The threat of flooding has forced about 2,500 people to flee two remote northern Ontario aboriginal communities.
Residents of Attawapiskat and Kashechewan are seeking refuge in nine communities in Ontario and Quebec after leaders on the reserves declared emergencies.
The provincial government has co-ordinated the evacuations and airlifts through Emergency Management Ontario and the Office of the Fire Marshal. The federal government and several municipalities are also assisting, including Thunder Bay, Cornwall, Kirkland Lake and Val d’Or in Quebec. Attawapiskat and Kashechewan are located on the western shores of James Bay and are prone to flooding in the spring. The breakup of ice on the Albany River often causes ice jams to form, pushing water over the banks. In November, 2006, a report commissioned by the federal government recommended relocating Kashechewan. The First Nation rejected the recommendation, deciding to remain in its traditional territories and focus on improving flood-control measures.
NDP MP Charlie Angus, who represents the Timmins-James Bay riding, told CTV News on the weekend that it might be time to consider relocating Attawapiskat to a less vulnerable location.
“There’s certainly a need for a longer, more involved conversation with the federal government and the province and the community,” Mr. Angus said. “We need to do something here to ensure the safety of people in the long term.”
Attawapiskat Chief Theresa Spence could not be reached for comment Sunday evening.
Attawapiskat and the federal government have had tense relations over the past few years.
A housing crisis triggered a local state of emergency in 2011. In December, 2012, Ms. Spence travelled to Ottawa and staged a six-week hunger strike to protest living conditions on reserves and treaty issues. Her protest helped fuel the nationwide Idle No More movement.
The federal government has accused Attawapiskat of mismanaging finances.
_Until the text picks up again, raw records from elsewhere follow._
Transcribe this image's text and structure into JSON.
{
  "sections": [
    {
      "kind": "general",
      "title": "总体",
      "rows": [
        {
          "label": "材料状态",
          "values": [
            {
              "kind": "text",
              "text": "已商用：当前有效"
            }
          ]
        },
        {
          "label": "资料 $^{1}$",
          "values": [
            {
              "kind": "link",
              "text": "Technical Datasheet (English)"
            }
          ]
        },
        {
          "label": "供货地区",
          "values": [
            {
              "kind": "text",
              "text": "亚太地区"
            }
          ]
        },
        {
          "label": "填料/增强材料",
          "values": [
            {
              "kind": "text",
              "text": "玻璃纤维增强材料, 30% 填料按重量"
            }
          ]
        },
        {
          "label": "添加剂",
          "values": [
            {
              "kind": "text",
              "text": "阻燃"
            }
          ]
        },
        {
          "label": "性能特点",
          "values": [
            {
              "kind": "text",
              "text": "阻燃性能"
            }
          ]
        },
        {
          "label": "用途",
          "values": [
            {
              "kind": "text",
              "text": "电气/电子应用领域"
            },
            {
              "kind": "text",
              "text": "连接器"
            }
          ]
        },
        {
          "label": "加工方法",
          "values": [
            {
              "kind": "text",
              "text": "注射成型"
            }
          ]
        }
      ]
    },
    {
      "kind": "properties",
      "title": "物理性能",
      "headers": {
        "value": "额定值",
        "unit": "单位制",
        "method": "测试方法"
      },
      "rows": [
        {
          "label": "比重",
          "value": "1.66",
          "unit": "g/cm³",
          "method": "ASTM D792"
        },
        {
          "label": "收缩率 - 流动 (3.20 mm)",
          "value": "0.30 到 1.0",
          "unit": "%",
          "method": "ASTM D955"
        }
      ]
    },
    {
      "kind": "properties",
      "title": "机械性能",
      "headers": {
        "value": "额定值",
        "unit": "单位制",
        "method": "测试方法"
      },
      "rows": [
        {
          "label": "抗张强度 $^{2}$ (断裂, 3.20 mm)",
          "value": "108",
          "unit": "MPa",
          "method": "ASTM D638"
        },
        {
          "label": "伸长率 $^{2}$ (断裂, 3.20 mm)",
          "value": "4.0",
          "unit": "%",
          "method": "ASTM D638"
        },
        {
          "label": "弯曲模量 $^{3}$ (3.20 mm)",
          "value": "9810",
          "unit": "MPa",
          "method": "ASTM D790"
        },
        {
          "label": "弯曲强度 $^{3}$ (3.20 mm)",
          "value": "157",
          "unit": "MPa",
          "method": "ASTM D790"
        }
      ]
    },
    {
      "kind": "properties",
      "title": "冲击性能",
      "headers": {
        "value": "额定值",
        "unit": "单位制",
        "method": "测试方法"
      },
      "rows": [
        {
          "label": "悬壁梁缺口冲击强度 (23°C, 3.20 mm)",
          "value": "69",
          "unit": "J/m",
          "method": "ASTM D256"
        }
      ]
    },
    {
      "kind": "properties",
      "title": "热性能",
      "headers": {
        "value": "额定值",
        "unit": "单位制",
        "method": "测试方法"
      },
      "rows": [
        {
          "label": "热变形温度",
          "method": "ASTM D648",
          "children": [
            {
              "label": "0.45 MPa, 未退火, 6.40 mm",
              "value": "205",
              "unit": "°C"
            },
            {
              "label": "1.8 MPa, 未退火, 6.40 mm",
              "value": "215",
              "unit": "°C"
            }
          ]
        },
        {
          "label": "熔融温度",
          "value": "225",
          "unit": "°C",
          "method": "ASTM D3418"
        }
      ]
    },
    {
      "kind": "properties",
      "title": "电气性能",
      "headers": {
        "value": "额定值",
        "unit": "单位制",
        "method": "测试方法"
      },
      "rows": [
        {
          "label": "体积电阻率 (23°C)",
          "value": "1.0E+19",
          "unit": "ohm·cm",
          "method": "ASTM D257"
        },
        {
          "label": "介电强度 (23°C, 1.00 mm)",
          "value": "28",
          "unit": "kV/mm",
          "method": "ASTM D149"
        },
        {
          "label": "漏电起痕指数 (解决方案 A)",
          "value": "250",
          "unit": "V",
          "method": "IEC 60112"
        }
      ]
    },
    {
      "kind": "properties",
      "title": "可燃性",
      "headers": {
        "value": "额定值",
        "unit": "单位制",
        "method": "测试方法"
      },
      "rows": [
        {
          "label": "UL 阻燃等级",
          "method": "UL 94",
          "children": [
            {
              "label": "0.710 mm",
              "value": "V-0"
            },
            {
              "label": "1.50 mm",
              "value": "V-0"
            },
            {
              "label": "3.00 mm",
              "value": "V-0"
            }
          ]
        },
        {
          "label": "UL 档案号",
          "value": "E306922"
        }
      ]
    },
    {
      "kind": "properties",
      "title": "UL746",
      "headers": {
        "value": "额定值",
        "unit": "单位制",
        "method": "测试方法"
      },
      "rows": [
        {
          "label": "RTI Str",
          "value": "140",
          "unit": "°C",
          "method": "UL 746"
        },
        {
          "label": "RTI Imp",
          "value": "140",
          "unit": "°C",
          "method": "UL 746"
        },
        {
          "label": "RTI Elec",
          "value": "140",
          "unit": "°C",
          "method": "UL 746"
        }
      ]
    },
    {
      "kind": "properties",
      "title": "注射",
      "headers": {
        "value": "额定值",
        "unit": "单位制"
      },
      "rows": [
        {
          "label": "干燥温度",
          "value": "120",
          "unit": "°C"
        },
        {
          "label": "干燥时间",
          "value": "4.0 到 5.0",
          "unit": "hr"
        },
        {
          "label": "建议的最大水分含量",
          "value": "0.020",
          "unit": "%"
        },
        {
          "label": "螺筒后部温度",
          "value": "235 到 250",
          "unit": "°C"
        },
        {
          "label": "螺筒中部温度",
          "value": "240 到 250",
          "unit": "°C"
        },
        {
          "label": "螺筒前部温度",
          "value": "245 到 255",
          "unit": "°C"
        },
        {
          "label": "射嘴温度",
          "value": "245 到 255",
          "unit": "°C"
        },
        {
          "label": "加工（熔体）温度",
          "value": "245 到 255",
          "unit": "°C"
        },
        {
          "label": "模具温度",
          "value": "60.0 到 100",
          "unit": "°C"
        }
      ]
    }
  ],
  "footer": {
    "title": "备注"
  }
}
An audit of the band’s books, commissioned by Ottawa, found a lack of documentation and tracking for millions of dollars in payments between 2005 and 2011.